No one who entertains this hope can support the call for boycotting Israel. Those who call for a boycott act out of despair. They have despaired of the Israelis, concluding that there is no chance of changing Israeli public opinion. One must ignore the Israeli public and concentrate on mobilizing the world against the State of Israel.
I do not share either view – neither the despair of the Israeli people, to which I belong, nor the hope that the world will stand up and compel Israel to change its ways against its will. The mistaken assumption that the Israeli-Palestinian conflict resembles the South African experience leads to a mistaken choice of strategy.

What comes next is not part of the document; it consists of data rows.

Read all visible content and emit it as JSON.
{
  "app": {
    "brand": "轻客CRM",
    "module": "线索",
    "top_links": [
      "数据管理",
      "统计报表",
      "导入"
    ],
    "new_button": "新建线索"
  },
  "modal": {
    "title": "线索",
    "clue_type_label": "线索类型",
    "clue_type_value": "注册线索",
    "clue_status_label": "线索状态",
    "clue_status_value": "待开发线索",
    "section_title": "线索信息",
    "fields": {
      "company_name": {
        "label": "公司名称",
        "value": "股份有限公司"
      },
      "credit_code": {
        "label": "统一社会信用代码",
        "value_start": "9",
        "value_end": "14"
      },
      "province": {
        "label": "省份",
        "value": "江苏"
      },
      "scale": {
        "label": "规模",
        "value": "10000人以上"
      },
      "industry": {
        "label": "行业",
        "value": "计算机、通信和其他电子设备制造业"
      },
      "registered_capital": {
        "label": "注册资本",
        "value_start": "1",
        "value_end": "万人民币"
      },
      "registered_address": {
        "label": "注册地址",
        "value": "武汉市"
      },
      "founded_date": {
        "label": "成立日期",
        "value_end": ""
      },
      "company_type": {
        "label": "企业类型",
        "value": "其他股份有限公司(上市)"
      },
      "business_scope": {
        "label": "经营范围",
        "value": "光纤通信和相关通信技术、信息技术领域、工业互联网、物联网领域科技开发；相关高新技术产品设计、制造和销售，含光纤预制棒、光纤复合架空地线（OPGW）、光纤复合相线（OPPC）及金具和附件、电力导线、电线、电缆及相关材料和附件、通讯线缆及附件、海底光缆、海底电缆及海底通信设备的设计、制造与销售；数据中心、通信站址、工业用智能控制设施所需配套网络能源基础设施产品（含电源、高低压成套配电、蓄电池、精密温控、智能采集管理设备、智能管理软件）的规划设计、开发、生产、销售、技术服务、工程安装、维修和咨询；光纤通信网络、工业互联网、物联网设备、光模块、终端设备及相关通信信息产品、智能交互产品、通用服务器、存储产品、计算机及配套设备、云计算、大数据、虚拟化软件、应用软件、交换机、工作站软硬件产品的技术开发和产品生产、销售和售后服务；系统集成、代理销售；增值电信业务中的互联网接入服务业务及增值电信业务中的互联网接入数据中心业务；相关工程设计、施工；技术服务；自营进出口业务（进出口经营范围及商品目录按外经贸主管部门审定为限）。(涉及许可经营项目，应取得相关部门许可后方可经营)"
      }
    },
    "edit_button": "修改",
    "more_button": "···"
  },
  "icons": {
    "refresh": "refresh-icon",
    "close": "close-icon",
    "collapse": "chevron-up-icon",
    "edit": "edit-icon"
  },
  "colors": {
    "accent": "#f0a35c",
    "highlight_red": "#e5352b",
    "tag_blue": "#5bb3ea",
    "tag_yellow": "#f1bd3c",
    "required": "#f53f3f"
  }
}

True, the Israeli occupation and the South African apartheid system have certain similar characteristics. In the West Bank, there are roads “for Israelis only . But the Israeli policy is based on a national conflict, not race theories. In South Africa, a white and a black could not marry, and sexual relations between them were a crime. In Israel there is no such prohibition. On the other hand, an Arab Israeli citizen who marries an Arab from the occupied territories cannot bring his or her spouse to Israel. The reason: safeguarding the Jewish majority in Israel. Both cases are reprehensible, but basically different.
In South Africa the struggle was about the regime, not about the unity of the country. Both whites and blacks considered themselves South Africans and were determined to keep the country intact. The whites did not want partition, and indeed could not want it, because their economy was based on the labor of the blacks.

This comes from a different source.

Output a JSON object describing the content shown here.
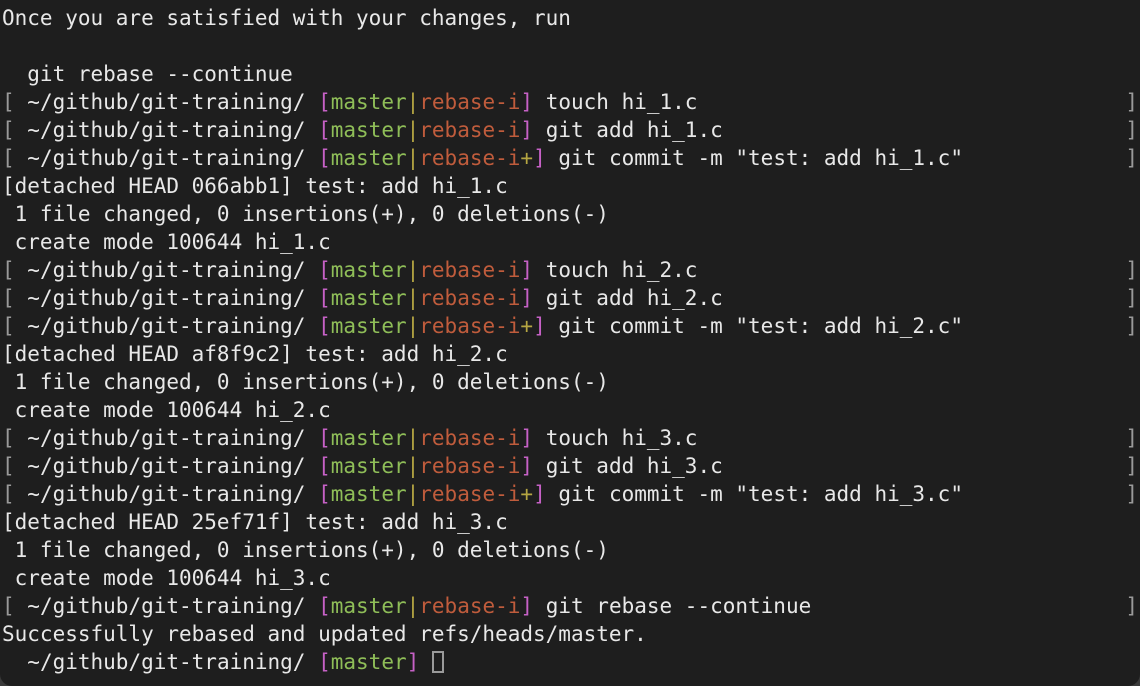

In this country, Israeli Jews and Palestinian Arabs have nothing in common – not a common national feeling, not a common religion, not a common culture and not a common language. The vast majority of the Israelis want a Jewish (or Hebrew) state. The vast majority of the Palestinians want a Palestinian (or Islamic) state. Israel is not dependent on Palestinian workers – on the contrary, it drives the Palestinians out of the work place. Because of this, there is now a worldwide consensus that the solution lies in the creation of the Palestinian state next to Israel.
In short: the two conflicts are fundamentally different. Therefore, the methods of struggle, too, must necessarily be different.

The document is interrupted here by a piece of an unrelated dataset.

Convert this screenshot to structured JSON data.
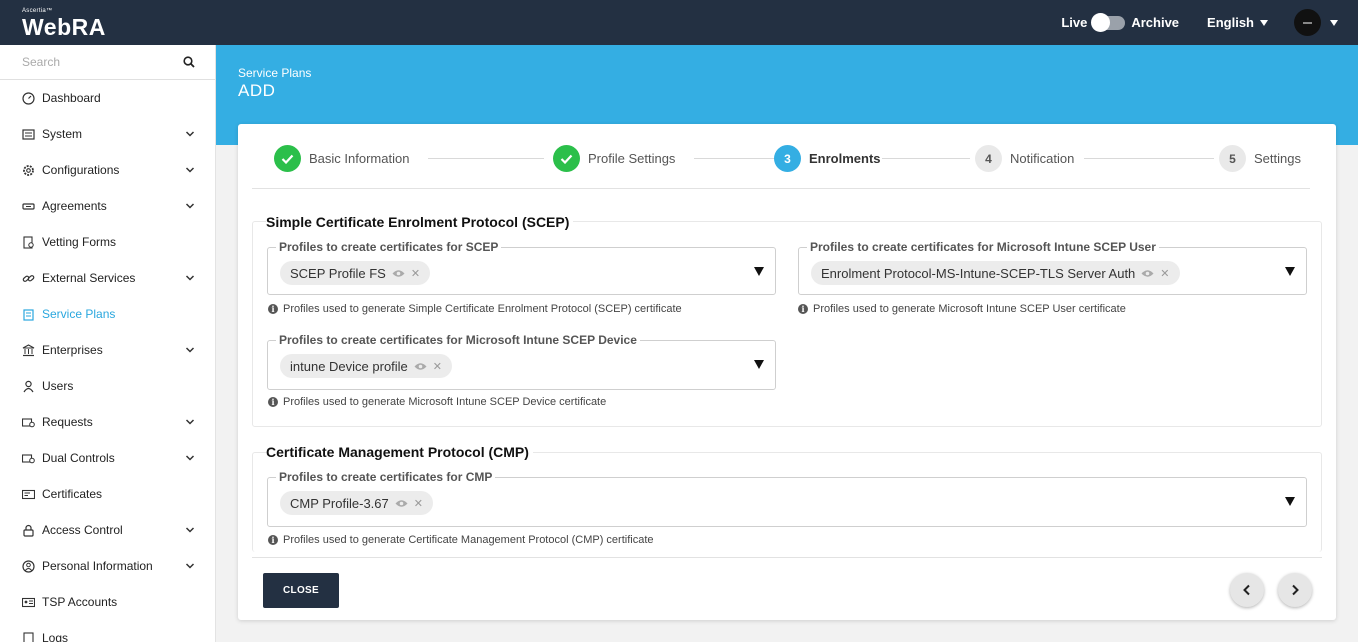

Uri Avneryis an Israeli writer and founder of the Gush Shalom peace movement. In his youth he was a member of the underground military Irgun organization and during the war of 1948 was a member of the Samson’s Foxes commando unit. Avnery served in Israel’s Knesset from 1965-74 and 1979-81. This article is an abbreviated version of an article that first appeared in Ma’an News and is distributed by the Common Ground News Service (CGNews) with permission from Ma’an News and the author. The full article can be read at http://maannews.net/eng/ViewDetails.aspx?ID=222257.